The urge to monogram anything that doesn't move is delightfully genteel, Miss Manners has always thought. What a pretty picture it is to think of all those nice young ladies spending their teen-age years flashing their needles as they put their own marks on the linens they will use after they marry.
The process has been somewhat speeded up, she has been given to understand. Young ladies who are flashing needles are now clapped into rehab, while others may be flashing something else. She has even heard tell that young ladies do not wait as long as they are supposed to in order to leave marks on linens.
Nevertheless, monogramming is still popular and perhaps even more useful.
For old traditionalists, waking up in monogrammed bed linen provides a clue to their identity. For nontraditionalists, Miss Manners supposes that it provides a clue as to the identity of anyone else in the immediate vicinity. This is not a perfect system, as monograms on sheets and blanket covers on a well-made bed would be upside down from the point of view of the sleeper, but it is better than asking.
Monograms on silver have the advantages of enabling the owners to identify any wandering forks they might re-encounter at the police station or on the dinner table of a former guest. These should also happily remind one of the ancestor who bequeathed them, either to oneself or to the intermediary owner who turned them in for cash via the antiques market.

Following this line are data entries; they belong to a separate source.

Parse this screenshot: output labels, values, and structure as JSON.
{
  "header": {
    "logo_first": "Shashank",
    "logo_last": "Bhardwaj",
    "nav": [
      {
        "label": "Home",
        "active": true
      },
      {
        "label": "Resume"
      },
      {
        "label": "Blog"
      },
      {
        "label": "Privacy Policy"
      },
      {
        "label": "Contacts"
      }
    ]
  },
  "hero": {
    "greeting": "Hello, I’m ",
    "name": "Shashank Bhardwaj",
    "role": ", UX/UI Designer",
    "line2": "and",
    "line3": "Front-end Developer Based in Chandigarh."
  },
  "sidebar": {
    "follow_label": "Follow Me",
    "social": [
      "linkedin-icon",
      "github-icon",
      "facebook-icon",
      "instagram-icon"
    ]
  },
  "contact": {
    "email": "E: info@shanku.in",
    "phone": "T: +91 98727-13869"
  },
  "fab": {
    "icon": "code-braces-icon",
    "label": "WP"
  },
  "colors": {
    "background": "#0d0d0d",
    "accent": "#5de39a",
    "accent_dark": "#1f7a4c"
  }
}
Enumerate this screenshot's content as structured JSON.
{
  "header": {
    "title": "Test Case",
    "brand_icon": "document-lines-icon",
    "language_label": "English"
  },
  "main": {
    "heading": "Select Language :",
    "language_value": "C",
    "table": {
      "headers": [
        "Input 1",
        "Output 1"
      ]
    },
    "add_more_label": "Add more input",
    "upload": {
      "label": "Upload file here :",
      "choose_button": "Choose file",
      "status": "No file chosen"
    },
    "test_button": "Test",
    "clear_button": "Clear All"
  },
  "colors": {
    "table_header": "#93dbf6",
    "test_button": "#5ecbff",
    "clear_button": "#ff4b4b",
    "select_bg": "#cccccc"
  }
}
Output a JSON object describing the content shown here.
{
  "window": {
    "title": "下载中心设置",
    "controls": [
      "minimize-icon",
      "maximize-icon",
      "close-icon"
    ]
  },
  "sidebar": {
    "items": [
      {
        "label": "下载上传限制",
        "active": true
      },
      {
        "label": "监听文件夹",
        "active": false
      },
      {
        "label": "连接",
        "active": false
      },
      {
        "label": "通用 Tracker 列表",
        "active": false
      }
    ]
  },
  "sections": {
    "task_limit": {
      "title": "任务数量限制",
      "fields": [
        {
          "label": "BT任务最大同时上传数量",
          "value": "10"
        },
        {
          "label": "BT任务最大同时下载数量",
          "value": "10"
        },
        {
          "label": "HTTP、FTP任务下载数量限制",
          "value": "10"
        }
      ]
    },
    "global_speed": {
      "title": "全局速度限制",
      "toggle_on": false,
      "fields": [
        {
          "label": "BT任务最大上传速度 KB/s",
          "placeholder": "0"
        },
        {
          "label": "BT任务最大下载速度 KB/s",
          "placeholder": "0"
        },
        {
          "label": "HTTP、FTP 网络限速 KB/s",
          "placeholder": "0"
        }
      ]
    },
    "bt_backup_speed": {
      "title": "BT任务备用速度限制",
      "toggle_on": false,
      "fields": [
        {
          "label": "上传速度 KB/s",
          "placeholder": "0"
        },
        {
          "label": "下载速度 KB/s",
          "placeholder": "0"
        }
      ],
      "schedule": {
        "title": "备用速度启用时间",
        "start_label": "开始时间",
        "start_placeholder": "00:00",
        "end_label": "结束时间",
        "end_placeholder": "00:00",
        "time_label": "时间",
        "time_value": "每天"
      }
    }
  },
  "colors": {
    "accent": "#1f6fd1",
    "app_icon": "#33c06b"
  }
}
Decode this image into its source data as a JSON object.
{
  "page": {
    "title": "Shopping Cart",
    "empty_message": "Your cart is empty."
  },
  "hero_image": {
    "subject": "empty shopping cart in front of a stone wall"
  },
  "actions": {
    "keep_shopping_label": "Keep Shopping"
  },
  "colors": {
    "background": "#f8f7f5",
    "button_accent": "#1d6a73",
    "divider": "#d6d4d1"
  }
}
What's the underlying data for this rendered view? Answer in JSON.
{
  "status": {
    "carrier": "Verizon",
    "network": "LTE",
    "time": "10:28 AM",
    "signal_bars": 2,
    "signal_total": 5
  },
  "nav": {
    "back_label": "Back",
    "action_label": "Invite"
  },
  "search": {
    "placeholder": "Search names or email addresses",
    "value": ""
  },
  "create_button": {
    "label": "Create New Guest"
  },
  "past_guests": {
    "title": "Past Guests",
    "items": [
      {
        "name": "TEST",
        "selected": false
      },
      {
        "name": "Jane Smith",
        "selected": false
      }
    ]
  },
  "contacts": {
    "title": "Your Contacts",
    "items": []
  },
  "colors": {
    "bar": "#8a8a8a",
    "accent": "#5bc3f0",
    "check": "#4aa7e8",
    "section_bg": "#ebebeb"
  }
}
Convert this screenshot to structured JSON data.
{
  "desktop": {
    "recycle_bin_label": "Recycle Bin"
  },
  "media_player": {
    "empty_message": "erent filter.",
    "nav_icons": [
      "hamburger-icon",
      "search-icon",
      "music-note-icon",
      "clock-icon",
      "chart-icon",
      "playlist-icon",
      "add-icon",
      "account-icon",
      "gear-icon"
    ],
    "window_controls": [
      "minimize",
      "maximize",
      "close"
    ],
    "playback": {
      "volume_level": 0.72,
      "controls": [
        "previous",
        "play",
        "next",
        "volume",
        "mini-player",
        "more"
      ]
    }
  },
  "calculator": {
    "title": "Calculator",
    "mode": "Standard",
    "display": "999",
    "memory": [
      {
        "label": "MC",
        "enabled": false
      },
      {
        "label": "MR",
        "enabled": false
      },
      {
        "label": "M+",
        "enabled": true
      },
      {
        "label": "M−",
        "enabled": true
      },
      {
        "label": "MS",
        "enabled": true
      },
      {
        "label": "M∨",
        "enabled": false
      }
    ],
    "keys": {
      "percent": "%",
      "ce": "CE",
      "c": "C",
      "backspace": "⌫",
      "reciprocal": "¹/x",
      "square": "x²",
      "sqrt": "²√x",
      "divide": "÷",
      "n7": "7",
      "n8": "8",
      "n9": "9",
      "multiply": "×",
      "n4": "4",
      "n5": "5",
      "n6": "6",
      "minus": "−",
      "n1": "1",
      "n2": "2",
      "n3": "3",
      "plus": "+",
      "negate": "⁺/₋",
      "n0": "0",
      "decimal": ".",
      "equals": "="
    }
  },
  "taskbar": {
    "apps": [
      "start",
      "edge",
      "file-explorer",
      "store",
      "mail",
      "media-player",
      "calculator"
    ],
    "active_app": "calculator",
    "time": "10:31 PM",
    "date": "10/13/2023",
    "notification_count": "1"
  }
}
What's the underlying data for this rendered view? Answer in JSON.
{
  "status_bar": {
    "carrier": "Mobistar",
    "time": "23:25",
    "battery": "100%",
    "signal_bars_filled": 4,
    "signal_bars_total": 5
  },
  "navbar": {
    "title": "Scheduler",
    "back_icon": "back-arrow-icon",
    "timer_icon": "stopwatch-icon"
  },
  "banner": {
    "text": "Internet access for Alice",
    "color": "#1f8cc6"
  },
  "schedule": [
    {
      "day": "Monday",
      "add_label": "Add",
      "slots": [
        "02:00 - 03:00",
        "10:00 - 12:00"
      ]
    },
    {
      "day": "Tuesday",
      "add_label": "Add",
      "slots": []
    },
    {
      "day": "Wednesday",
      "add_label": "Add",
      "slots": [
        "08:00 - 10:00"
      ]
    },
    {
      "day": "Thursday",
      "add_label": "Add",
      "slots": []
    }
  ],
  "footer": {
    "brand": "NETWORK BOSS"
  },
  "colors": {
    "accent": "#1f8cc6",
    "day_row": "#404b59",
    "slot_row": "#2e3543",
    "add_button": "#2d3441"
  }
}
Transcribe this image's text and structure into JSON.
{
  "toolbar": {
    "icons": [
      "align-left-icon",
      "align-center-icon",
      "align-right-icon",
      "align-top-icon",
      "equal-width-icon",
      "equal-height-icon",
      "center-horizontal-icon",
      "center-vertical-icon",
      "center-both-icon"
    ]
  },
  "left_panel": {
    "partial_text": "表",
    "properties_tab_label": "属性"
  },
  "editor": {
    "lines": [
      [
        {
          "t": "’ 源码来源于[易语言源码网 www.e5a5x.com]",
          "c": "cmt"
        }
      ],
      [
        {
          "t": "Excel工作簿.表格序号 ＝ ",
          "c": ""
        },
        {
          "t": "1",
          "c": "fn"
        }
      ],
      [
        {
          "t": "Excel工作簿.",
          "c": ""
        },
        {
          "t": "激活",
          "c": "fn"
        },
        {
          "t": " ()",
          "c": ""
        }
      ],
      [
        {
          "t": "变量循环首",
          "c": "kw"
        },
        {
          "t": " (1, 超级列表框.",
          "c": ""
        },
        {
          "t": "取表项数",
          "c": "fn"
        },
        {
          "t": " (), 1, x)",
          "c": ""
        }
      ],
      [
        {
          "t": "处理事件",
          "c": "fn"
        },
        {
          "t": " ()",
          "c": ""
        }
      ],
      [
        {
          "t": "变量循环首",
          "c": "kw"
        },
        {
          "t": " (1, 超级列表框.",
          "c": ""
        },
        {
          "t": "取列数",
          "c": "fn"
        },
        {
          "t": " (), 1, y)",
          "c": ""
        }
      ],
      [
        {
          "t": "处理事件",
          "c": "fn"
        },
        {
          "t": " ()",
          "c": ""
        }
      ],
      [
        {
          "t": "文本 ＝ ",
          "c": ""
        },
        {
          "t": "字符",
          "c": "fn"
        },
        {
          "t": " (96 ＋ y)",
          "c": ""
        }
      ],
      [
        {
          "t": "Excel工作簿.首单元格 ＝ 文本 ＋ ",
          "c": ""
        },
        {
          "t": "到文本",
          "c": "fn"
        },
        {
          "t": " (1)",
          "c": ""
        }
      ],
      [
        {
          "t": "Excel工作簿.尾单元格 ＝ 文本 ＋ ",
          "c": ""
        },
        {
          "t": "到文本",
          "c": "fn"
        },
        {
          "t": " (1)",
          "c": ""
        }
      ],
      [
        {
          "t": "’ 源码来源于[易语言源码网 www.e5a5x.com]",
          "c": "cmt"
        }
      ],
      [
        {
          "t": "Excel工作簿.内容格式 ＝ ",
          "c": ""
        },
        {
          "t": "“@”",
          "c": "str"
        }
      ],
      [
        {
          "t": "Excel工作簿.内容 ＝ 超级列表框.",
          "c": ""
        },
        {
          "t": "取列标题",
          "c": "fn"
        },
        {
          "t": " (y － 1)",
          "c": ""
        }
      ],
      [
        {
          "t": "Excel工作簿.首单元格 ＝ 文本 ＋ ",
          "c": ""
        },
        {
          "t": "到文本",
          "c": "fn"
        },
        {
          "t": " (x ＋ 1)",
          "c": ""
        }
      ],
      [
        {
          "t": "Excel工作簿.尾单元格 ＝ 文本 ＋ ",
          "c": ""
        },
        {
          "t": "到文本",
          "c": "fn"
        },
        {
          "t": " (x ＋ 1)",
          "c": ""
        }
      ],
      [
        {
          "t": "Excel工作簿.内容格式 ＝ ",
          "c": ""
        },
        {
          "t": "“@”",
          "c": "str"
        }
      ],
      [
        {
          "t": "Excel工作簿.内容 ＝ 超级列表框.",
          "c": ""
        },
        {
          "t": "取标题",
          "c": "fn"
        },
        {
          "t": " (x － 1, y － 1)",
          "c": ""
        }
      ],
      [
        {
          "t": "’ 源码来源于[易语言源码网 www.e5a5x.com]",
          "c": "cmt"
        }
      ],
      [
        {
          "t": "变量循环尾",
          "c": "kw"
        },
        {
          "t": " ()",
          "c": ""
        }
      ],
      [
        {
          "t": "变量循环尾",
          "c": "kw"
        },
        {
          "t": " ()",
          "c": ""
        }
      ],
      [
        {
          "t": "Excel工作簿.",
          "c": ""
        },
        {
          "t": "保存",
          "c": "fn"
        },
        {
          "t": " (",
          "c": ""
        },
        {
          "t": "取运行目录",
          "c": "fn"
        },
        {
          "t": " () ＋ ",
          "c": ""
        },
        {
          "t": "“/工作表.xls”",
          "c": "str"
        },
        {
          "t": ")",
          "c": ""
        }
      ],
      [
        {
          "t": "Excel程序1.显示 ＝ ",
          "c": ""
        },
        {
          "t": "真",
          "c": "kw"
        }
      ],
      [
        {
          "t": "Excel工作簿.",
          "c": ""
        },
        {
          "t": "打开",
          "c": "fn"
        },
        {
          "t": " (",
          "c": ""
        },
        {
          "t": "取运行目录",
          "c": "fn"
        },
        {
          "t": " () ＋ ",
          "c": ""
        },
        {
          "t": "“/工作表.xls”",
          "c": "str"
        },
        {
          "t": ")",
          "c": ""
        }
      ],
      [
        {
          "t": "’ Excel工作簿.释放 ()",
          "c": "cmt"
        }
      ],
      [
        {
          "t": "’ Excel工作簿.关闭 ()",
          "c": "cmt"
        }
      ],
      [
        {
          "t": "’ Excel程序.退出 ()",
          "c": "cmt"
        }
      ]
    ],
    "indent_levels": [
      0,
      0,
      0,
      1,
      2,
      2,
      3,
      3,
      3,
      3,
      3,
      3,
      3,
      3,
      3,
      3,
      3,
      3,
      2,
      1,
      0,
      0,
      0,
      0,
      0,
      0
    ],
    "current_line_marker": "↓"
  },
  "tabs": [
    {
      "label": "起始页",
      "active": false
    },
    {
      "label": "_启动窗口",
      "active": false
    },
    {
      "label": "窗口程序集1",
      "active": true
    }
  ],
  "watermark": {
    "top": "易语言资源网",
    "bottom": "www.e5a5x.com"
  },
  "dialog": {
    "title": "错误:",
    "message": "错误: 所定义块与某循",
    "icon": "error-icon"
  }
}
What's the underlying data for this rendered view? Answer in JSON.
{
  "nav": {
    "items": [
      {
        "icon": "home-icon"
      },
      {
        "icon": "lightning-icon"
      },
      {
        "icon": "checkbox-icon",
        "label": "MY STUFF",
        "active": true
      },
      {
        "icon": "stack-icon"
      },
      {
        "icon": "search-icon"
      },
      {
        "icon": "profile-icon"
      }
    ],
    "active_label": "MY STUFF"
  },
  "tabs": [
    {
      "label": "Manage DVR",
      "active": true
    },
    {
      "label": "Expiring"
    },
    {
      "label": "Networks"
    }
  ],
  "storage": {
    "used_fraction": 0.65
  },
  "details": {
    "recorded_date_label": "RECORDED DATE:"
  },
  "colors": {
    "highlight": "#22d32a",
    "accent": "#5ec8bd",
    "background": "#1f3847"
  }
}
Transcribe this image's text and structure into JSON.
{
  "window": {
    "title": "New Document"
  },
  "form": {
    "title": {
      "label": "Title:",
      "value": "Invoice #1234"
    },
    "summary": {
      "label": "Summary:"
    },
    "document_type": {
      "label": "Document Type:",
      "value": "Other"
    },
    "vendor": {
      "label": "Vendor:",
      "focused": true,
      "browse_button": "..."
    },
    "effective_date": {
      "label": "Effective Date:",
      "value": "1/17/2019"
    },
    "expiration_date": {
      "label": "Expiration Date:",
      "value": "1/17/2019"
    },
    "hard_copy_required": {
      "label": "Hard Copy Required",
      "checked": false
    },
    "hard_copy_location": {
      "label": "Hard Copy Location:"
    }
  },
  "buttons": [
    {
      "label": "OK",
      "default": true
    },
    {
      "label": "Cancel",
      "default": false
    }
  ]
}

Kindly souls who wipe away the tears of others, and unkindly souls, who cause tears in others, should have monogrammed handkerchiefs to hand over. This brings some dash to a situation otherwise lacking it. It also creates an emotional sequel, as the easily identifiable handkerchief remains with the sufferer. Should it be returned (duly laundered) with apologies and gratitude, a lachrymose combination that could start the cycle again? Or should it be kept as a souvenir?
Other good candidates for monogramming are paper, shirts, luggage, towels, the linings of coats and apparently just about anything else that will hold still long enough. Miss Manners has seen catalogues offering monogrammed chewing gum containers.
Perhaps she should set some limits.
Shall we say that there should be no more than one set of monograms visible at a time? So if you monogram the towels, you don't monogram the bathmat and the shower curtain and trace your initials on the steamed-up bathroom mirror. And if you monogram your shirt cuffs, you can't also have monograms on the cufflinks.
Household linens may be monogrammed with the maiden initials of the lady of the house, a custom dating from premarital monogramming that serves equally well for serial marriages. Couples who are tempted to entwine their initials should try to get it out of their system by carving their names together on a tree.
The standard style has the initial of the surname in the middle and the given names on either side, but this should not be attempted by those who have four or more initials. It is equally correct to put the surname larger on the right with preceding initials in a tower to the left, or to crowd them all into a little block, or to pile them on top of one another as if you were typing them and the keys had jammed.
They don't even have to be easily decipherable. However, the look of long hairs disappearing down the drain is not a happy one.
DEAR MISS MANNERS: My older brother does not leave the house. He sleeps on the couch until after two in the afternoon. When he is awake, he finds it necessary to dominate anything that is going on. I find it impossible to find peace at home under these circumstances. I love my brother and do not want to be rude. What must I do?
GENTLE READER: Two things:
1. Refrain from saying, "Get a life!"
2. Help him get a life.
Miss Manners does not normally sully herself by digging around for root causes of rudeness. It would be pointless, as she doesn't accept them as excuses anyway. But even she recognizes that a young man who does nothing but stay home and nap is not a likely candidate for etiquette improvement.